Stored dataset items
################

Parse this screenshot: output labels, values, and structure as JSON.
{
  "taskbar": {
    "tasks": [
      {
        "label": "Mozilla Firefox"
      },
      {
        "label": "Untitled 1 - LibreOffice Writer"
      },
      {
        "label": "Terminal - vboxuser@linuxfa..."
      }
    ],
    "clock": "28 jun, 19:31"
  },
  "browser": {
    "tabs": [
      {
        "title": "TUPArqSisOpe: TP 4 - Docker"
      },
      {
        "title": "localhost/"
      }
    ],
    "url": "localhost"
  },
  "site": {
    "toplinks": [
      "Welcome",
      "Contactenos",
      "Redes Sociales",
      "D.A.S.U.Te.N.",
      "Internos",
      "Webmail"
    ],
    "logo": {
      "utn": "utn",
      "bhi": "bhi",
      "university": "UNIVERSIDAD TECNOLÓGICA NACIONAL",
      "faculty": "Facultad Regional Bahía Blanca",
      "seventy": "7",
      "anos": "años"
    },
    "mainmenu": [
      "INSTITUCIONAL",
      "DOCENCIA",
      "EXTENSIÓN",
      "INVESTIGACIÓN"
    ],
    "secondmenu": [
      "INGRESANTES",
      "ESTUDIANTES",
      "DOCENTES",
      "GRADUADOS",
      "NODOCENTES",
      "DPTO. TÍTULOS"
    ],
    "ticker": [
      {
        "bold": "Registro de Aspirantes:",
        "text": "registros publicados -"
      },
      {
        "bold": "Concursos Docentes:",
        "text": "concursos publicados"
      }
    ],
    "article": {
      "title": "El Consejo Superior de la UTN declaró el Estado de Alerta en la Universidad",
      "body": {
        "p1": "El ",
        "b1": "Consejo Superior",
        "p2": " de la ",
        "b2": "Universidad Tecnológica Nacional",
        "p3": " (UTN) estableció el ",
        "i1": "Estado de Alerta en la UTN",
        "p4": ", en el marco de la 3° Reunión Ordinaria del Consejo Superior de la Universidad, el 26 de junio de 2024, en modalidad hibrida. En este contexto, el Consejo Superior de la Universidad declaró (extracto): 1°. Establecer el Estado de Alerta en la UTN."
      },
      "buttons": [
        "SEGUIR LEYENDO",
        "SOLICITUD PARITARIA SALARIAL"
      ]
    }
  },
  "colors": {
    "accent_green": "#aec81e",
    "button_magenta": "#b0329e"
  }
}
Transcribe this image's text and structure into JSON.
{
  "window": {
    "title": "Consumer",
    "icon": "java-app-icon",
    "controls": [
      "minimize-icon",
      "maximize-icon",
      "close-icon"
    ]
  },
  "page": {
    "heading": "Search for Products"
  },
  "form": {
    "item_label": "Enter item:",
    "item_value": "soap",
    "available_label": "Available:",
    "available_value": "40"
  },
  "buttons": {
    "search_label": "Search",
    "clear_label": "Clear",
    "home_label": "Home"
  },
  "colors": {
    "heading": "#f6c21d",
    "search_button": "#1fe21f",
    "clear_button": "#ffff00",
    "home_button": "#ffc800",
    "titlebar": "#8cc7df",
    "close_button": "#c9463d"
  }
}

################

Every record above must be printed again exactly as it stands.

Parse this screenshot: output labels, values, and structure as JSON.
{
  "taskbar": {
    "tasks": [
      {
        "label": "Mozilla Firefox"
      },
      {
        "label": "Untitled 1 - LibreOffice Writer"
      },
      {
        "label": "Terminal - vboxuser@linuxfa..."
      }
    ],
    "clock": "28 jun, 19:31"
  },
  "browser": {
    "tabs": [
      {
        "title": "TUPArqSisOpe: TP 4 - Docker"
      },
      {
        "title": "localhost/"
      }
    ],
    "url": "localhost"
  },
  "site": {
    "toplinks": [
      "Welcome",
      "Contactenos",
      "Redes Sociales",
      "D.A.S.U.Te.N.",
      "Internos",
      "Webmail"
    ],
    "logo": {
      "utn": "utn",
      "bhi": "bhi",
      "university": "UNIVERSIDAD TECNOLÓGICA NACIONAL",
      "faculty": "Facultad Regional Bahía Blanca",
      "seventy": "7",
      "anos": "años"
    },
    "mainmenu": [
      "INSTITUCIONAL",
      "DOCENCIA",
      "EXTENSIÓN",
      "INVESTIGACIÓN"
    ],
    "secondmenu": [
      "INGRESANTES",
      "ESTUDIANTES",
      "DOCENTES",
      "GRADUADOS",
      "NODOCENTES",
      "DPTO. TÍTULOS"
    ],
    "ticker": [
      {
        "bold": "Registro de Aspirantes:",
        "text": "registros publicados -"
      },
      {
        "bold": "Concursos Docentes:",
        "text": "concursos publicados"
      }
    ],
    "article": {
      "title": "El Consejo Superior de la UTN declaró el Estado de Alerta en la Universidad",
      "body": {
        "p1": "El ",
        "b1": "Consejo Superior",
        "p2": " de la ",
        "b2": "Universidad Tecnológica Nacional",
        "p3": " (UTN) estableció el ",
        "i1": "Estado de Alerta en la UTN",
        "p4": ", en el marco de la 3° Reunión Ordinaria del Consejo Superior de la Universidad, el 26 de junio de 2024, en modalidad hibrida. En este contexto, el Consejo Superior de la Universidad declaró (extracto): 1°. Establecer el Estado de Alerta en la UTN."
      },
      "buttons": [
        "SEGUIR LEYENDO",
        "SOLICITUD PARITARIA SALARIAL"
      ]
    }
  },
  "colors": {
    "accent_green": "#aec81e",
    "button_magenta": "#b0329e"
  }
}
Transcribe this image's text and structure into JSON.
{
  "window": {
    "title": "Consumer",
    "icon": "java-app-icon",
    "controls": [
      "minimize-icon",
      "maximize-icon",
      "close-icon"
    ]
  },
  "page": {
    "heading": "Search for Products"
  },
  "form": {
    "item_label": "Enter item:",
    "item_value": "soap",
    "available_label": "Available:",
    "available_value": "40"
  },
  "buttons": {
    "search_label": "Search",
    "clear_label": "Clear",
    "home_label": "Home"
  },
  "colors": {
    "heading": "#f6c21d",
    "search_button": "#1fe21f",
    "clear_button": "#ffff00",
    "home_button": "#ffc800",
    "titlebar": "#8cc7df",
    "close_button": "#c9463d"
  }
}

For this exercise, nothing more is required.